Facing Omicron Surge and Workers’ Petitions, Governor Extends COVID-19 Sick Leave
In response to the Omicron variant surge and petitions of concerned front-line workers, California Governor Gavin Newsom just signed Senate Bill 114 (Labor Code section 248.6) into law, which reinstates the COVID-19 supplemental sick leave for covered employees that expired in September 2021.
The newly enacted law requires California employers with 26 or more employees to provide covered employees up to 80 hours of supplemental, paid sick leave for qualifying COVID-19-related reasons. These reasons include attending a COVID-19 vaccine or vaccine booster appointment for themselves or a family member, experiencing symptoms, or caring for a family member with symptoms related to a COVID-19 vaccine or vaccine booster.
The new law entitles a covered employee to take up to 40 hours of COVID-19 supplemental leave if the employee either works full time or was scheduled to work, on average, at least 40 hours per week for the employer in the two weeks preceding the date the employee took leave. The Bill establishes a different calculation for firefighters.
The covered employee is entitled to an additional 40 hours of supplemental leave if they, or a family member in their care, tests positive for COVID-19. The employer is under no obligation to provide the additional 40 hours of supplemental paid sick leave if the covered employee refuses to provide documentation of a positive test result.
The paid sick leave hours to which employees are entitled through this law are supplemental, and in addition to any paid sick leave already available to covered employees under the Healthy Workplaces, Healthy Families Act of 2014. It is also in addition to any prior COVID-19 supplemental paid sick leave to which the employee was entitled.
The law is applied retroactively, taking effect January 1, 2022, and continues until September 30, 2022.

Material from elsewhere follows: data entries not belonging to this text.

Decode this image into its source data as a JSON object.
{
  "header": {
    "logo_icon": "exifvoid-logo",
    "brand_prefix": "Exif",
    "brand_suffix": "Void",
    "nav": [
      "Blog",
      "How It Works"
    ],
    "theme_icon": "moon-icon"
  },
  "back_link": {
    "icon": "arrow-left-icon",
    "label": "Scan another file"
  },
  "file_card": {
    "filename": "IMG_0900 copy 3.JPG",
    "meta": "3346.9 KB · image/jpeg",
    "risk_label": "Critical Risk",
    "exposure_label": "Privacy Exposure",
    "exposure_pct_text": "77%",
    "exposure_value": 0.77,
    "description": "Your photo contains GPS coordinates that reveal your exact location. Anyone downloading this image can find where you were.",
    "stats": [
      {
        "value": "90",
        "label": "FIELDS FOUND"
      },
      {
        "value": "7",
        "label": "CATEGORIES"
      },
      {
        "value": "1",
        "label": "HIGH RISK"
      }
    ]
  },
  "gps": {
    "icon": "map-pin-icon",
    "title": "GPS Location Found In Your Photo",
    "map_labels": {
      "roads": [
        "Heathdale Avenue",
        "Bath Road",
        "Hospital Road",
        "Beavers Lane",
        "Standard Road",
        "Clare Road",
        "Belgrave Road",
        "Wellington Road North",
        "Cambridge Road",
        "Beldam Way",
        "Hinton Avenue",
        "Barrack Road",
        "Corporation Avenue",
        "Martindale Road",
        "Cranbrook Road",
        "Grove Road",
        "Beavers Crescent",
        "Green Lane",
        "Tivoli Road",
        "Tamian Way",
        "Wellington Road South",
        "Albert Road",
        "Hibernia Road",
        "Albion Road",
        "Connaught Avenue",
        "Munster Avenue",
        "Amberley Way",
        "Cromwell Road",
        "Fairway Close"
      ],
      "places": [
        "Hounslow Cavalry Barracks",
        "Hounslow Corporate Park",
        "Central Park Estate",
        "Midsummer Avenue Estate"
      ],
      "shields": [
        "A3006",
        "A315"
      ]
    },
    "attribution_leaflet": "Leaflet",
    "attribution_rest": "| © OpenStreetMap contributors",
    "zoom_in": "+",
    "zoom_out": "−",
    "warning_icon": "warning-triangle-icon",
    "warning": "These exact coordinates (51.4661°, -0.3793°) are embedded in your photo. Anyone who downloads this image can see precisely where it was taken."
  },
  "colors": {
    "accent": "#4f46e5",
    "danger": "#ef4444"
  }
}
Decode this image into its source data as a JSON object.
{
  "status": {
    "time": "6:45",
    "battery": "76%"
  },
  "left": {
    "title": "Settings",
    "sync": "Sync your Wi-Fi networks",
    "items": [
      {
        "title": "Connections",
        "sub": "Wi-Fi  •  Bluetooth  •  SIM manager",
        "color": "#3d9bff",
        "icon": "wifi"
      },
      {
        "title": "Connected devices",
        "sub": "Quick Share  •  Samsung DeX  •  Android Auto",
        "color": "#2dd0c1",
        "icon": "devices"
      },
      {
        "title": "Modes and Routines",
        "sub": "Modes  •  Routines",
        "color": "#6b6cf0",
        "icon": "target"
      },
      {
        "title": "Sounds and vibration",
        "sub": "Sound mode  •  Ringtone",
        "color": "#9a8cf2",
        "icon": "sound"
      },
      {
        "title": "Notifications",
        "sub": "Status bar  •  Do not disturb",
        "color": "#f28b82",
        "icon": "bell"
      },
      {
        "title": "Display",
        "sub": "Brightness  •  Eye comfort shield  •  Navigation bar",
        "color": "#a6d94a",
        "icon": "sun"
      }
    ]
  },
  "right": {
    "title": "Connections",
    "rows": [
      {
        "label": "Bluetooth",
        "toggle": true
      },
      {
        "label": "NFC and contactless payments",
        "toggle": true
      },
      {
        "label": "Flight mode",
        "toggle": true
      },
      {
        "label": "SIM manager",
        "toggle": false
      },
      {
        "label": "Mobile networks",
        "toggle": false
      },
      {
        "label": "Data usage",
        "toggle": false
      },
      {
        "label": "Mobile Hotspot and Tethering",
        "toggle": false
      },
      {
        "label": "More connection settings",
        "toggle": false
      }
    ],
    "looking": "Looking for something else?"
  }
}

For exempt employees, COVID-19 supplemental paid sick leave wages are calculated in the same manner as the employer calculates wages for other paid leaves. For non-exempt employees, a formula is stated in Senate Bill 114 that indicates how their paid sick leave wages are calculated.
Employers are not required to pay more than $511 per day and $5,110 in the aggregate to a covered employee for COVID-19 supplemental paid sick leave taken by the covered employee, unless the legislature later changes this amount.